It seems like an easy task, right? I thought so. My 5-year-old knows not to talk to strangers. But, something happened this weekend that is now making me rethink how I am teaching her the important information that she needs to know should she ever get misplaced from me (i.e., her phone number, address, etc.).
Although it is a good thing for her to know, we had not really pushed her to learning our new address. Seeming how we just moved not long ago, she is still learning her address. This is also something she is to be questioned/tested about on this week in school. So, with a few memory learning tools and our address, she quickly learned it … and almost knows her phone number.
But, back to what happened. I was talking to another mom somewhere this weekend and she was with me … and so was my mother. The woman simply asked if we were from around here and my mother piped in and said that we were but now live in (insert city here). It was from that statement that my daughter chimed in reciting our address because she was so proud that she had learned it.
I immediately froze. Uh-oh. She can’t be doing that every time she hears someone say the city we live in, especially to a stranger. I didn’t know what to do. I didn’t want to insult the woman we were talking with by telling my daughter that she is a stranger and she doesn’t need to hear where we live.

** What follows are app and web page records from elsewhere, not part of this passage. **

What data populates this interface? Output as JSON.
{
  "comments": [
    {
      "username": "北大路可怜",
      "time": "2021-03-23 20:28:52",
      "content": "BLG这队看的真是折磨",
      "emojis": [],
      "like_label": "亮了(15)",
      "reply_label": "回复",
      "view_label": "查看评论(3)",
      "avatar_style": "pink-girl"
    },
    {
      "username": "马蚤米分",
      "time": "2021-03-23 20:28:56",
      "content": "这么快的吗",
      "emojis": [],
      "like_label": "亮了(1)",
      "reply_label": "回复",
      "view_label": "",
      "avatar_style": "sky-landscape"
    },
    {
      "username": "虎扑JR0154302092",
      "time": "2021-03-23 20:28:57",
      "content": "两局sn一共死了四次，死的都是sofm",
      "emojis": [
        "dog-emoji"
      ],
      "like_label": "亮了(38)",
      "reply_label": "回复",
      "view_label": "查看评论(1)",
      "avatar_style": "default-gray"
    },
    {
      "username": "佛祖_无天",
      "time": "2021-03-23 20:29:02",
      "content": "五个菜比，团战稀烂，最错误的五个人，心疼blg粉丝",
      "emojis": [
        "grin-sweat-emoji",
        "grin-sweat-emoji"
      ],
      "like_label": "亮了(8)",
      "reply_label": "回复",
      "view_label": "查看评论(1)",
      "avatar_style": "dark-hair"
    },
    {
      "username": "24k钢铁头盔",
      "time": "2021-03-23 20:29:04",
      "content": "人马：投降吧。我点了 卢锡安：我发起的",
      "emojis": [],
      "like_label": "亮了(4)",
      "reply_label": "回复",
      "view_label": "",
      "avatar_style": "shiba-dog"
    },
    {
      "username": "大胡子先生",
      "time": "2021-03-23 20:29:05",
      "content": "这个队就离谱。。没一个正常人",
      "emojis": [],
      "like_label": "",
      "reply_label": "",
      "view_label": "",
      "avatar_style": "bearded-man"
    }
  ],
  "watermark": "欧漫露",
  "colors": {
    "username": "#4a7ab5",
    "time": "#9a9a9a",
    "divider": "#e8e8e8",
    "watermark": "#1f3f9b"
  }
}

So, I took her to the side and quietly told her that we don’t tell anyone where we live unless you know that person and/or if it is a police officer, fireman, etc. I praised her on how well she remembered it — it is actually a really long number and street name — and told her to keep practicing because she was doing so well. It was just the excitement of the moment that I didn’t want to ruin for her as she remembered her address and was able to say it without me asking.
Associate Editor Kiera Ashford brings her craftability into her everyday life with her two wonderful — and sometimes crazy — children ages 6 and 2. She is also a graduate of Middle Tennessee State University and native of Murfreesboro.